Problem to solve -> Print the data that follows, exactly and completely.
BEGIN Source information
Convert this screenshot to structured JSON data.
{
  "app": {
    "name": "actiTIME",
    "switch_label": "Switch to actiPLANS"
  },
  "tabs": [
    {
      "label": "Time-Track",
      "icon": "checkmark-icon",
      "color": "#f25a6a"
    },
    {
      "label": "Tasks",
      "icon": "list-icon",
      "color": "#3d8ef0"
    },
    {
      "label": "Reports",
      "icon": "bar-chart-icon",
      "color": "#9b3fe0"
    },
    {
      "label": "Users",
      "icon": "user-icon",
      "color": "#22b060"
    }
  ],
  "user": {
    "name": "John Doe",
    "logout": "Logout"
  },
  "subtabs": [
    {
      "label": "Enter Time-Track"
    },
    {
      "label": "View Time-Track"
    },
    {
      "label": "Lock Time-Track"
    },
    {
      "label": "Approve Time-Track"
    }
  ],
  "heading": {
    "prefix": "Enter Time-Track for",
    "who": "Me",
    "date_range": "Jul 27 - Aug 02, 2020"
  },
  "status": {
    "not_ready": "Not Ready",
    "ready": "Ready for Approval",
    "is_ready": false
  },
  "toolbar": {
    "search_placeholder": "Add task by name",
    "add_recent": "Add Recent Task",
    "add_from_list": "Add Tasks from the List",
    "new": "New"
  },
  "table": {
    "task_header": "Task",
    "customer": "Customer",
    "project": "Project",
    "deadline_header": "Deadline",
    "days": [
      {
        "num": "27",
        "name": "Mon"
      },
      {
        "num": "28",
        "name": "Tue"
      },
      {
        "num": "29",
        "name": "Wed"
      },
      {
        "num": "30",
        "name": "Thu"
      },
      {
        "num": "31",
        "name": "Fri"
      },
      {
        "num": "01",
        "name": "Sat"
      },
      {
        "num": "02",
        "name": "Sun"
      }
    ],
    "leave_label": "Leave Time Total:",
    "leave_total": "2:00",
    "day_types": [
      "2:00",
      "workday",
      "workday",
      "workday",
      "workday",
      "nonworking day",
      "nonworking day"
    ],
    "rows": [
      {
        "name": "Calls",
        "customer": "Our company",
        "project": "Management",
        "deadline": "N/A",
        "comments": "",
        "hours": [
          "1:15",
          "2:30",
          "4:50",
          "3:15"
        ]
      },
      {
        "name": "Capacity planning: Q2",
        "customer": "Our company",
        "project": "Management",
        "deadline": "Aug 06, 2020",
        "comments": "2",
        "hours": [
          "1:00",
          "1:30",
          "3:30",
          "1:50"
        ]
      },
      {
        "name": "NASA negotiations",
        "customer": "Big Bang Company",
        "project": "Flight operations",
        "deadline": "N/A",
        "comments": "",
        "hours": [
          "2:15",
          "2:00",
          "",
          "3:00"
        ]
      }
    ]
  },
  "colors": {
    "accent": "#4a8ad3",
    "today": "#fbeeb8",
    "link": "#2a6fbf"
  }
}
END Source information
Solution for this task ->
Convert this screenshot to structured JSON data.
{
  "app": {
    "name": "actiTIME",
    "switch_label": "Switch to actiPLANS"
  },
  "tabs": [
    {
      "label": "Time-Track",
      "icon": "checkmark-icon",
      "color": "#f25a6a"
    },
    {
      "label": "Tasks",
      "icon": "list-icon",
      "color": "#3d8ef0"
    },
    {
      "label": "Reports",
      "icon": "bar-chart-icon",
      "color": "#9b3fe0"
    },
    {
      "label": "Users",
      "icon": "user-icon",
      "color": "#22b060"
    }
  ],
  "user": {
    "name": "John Doe",
    "logout": "Logout"
  },
  "subtabs": [
    {
      "label": "Enter Time-Track"
    },
    {
      "label": "View Time-Track"
    },
    {
      "label": "Lock Time-Track"
    },
    {
      "label": "Approve Time-Track"
    }
  ],
  "heading": {
    "prefix": "Enter Time-Track for",
    "who": "Me",
    "date_range": "Jul 27 - Aug 02, 2020"
  },
  "status": {
    "not_ready": "Not Ready",
    "ready": "Ready for Approval",
    "is_ready": false
  },
  "toolbar": {
    "search_placeholder": "Add task by name",
    "add_recent": "Add Recent Task",
    "add_from_list": "Add Tasks from the List",
    "new": "New"
  },
  "table": {
    "task_header": "Task",
    "customer": "Customer",
    "project": "Project",
    "deadline_header": "Deadline",
    "days": [
      {
        "num": "27",
        "name": "Mon"
      },
      {
        "num": "28",
        "name": "Tue"
      },
      {
        "num": "29",
        "name": "Wed"
      },
      {
        "num": "30",
        "name": "Thu"
      },
      {
        "num": "31",
        "name": "Fri"
      },
      {
        "num": "01",
        "name": "Sat"
      },
      {
        "num": "02",
        "name": "Sun"
      }
    ],
    "leave_label": "Leave Time Total:",
    "leave_total": "2:00",
    "day_types": [
      "2:00",
      "workday",
      "workday",
      "workday",
      "workday",
      "nonworking day",
      "nonworking day"
    ],
    "rows": [
      {
        "name": "Calls",
        "customer": "Our company",
        "project": "Management",
        "deadline": "N/A",
        "comments": "",
        "hours": [
          "1:15",
          "2:30",
          "4:50",
          "3:15"
        ]
      },
      {
        "name": "Capacity planning: Q2",
        "customer": "Our company",
        "project": "Management",
        "deadline": "Aug 06, 2020",
        "comments": "2",
        "hours": [
          "1:00",
          "1:30",
          "3:30",
          "1:50"
        ]
      },
      {
        "name": "NASA negotiations",
        "customer": "Big Bang Company",
        "project": "Flight operations",
        "deadline": "N/A",
        "comments": "",
        "hours": [
          "2:15",
          "2:00",
          "",
          "3:00"
        ]
      }
    ]
  },
  "colors": {
    "accent": "#4a8ad3",
    "today": "#fbeeb8",
    "link": "#2a6fbf"
  }
}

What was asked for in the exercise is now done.